» **Task to carry out**
Look below for lines that hold the string "Documents" and copy each one.

-=-=-

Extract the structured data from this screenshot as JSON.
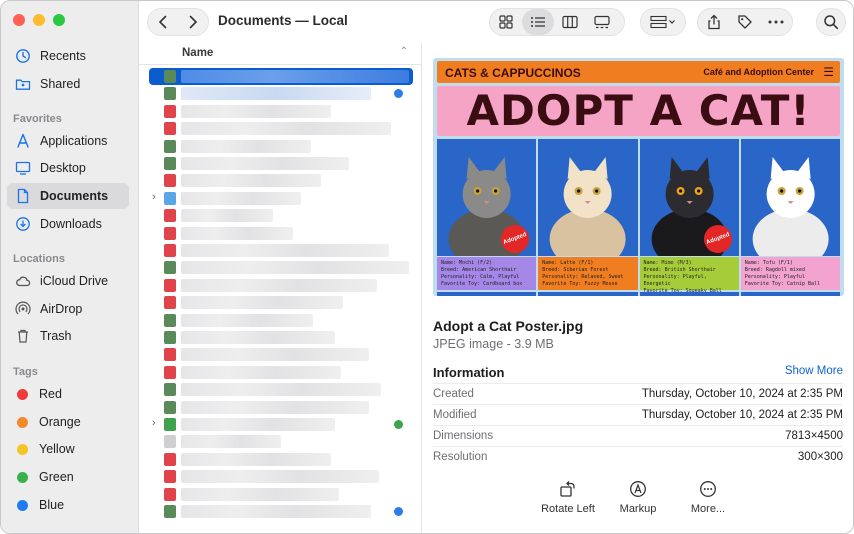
{
  "window": {
    "title": "Documents — Local"
  },
  "sidebar": {
    "favorites_header": "Favorites",
    "locations_header": "Locations",
    "tags_header": "Tags",
    "top_items": [
      {
        "label": "Recents",
        "icon": "clock-icon"
      },
      {
        "label": "Shared",
        "icon": "shared-folder-icon"
      }
    ],
    "favorites": [
      {
        "label": "Applications",
        "icon": "applications-icon"
      },
      {
        "label": "Desktop",
        "icon": "desktop-icon"
      },
      {
        "label": "Documents",
        "icon": "document-icon",
        "active": true
      },
      {
        "label": "Downloads",
        "icon": "download-icon"
      }
    ],
    "locations": [
      {
        "label": "iCloud Drive",
        "icon": "cloud-icon"
      },
      {
        "label": "AirDrop",
        "icon": "airdrop-icon"
      },
      {
        "label": "Trash",
        "icon": "trash-icon"
      }
    ],
    "tags": [
      {
        "label": "Red",
        "color": "#ef3b3b"
      },
      {
        "label": "Orange",
        "color": "#f28a2c"
      },
      {
        "label": "Yellow",
        "color": "#f5c523"
      },
      {
        "label": "Green",
        "color": "#37b34a"
      },
      {
        "label": "Blue",
        "color": "#1f7df2"
      }
    ]
  },
  "list": {
    "column_name": "Name",
    "sort_glyph": "⌃"
  },
  "preview": {
    "poster": {
      "brand": "CATS & CAPPUCCINOS",
      "subtitle": "Café and Adoption Center",
      "headline": "ADOPT A CAT!",
      "cats": [
        {
          "lines": [
            "Name: Mochi (F/2)",
            "Breed: American Shorthair",
            "Personality: Calm, Playful",
            "Favorite Toy: Cardboard box"
          ],
          "color": "#a587e8",
          "badge": "Adopted"
        },
        {
          "lines": [
            "Name: Latte (F/1)",
            "Breed: Siberian Forest",
            "Personality: Relaxed, Sweet",
            "Favorite Toy: Fuzzy Mouse"
          ],
          "color": "#f07d1f",
          "badge": ""
        },
        {
          "lines": [
            "Name: Mimo (M/3)",
            "Breed: British Shorthair",
            "Personality: Playful, Energetic",
            "Favorite Toy: Squeaky Ball"
          ],
          "color": "#a7cc3a",
          "badge": "Adopted"
        },
        {
          "lines": [
            "Name: Tofu (F/1)",
            "Breed: Ragdoll mixed",
            "Personality: Playful",
            "Favorite Toy: Catnip Ball"
          ],
          "color": "#f2a3cf",
          "badge": ""
        }
      ]
    },
    "file_name": "Adopt a Cat Poster.jpg",
    "file_type": "JPEG image - 3.9 MB",
    "info_title": "Information",
    "show_more": "Show More",
    "info": [
      {
        "key": "Created",
        "value": "Thursday, October 10, 2024 at 2:35 PM"
      },
      {
        "key": "Modified",
        "value": "Thursday, October 10, 2024 at 2:35 PM"
      },
      {
        "key": "Dimensions",
        "value": "7813×4500"
      },
      {
        "key": "Resolution",
        "value": "300×300"
      }
    ],
    "actions": [
      {
        "label": "Rotate Left",
        "icon": "rotate-left-icon"
      },
      {
        "label": "Markup",
        "icon": "markup-icon"
      },
      {
        "label": "More...",
        "icon": "more-icon"
      }
    ]
  },
  "toolbar": {
    "back_glyph": "‹",
    "forward_glyph": "›"
  }
}
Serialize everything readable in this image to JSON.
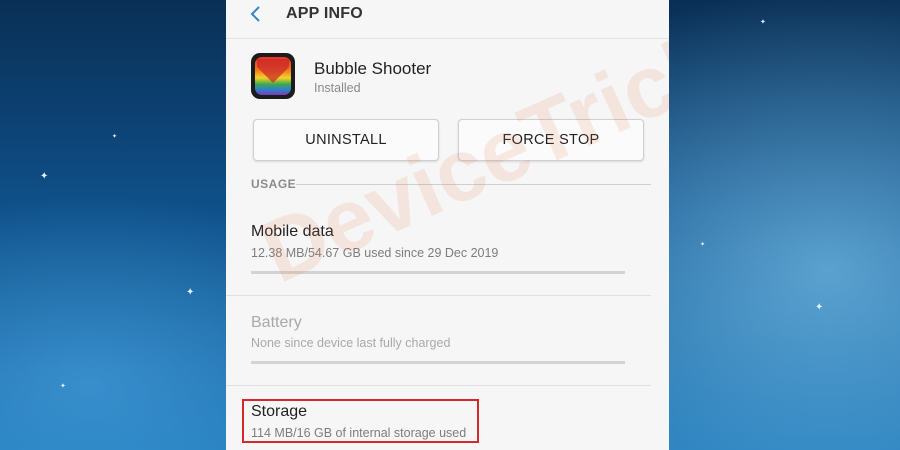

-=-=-

» **The answer**
    "title": "Documents — Local"
        "label": "Documents",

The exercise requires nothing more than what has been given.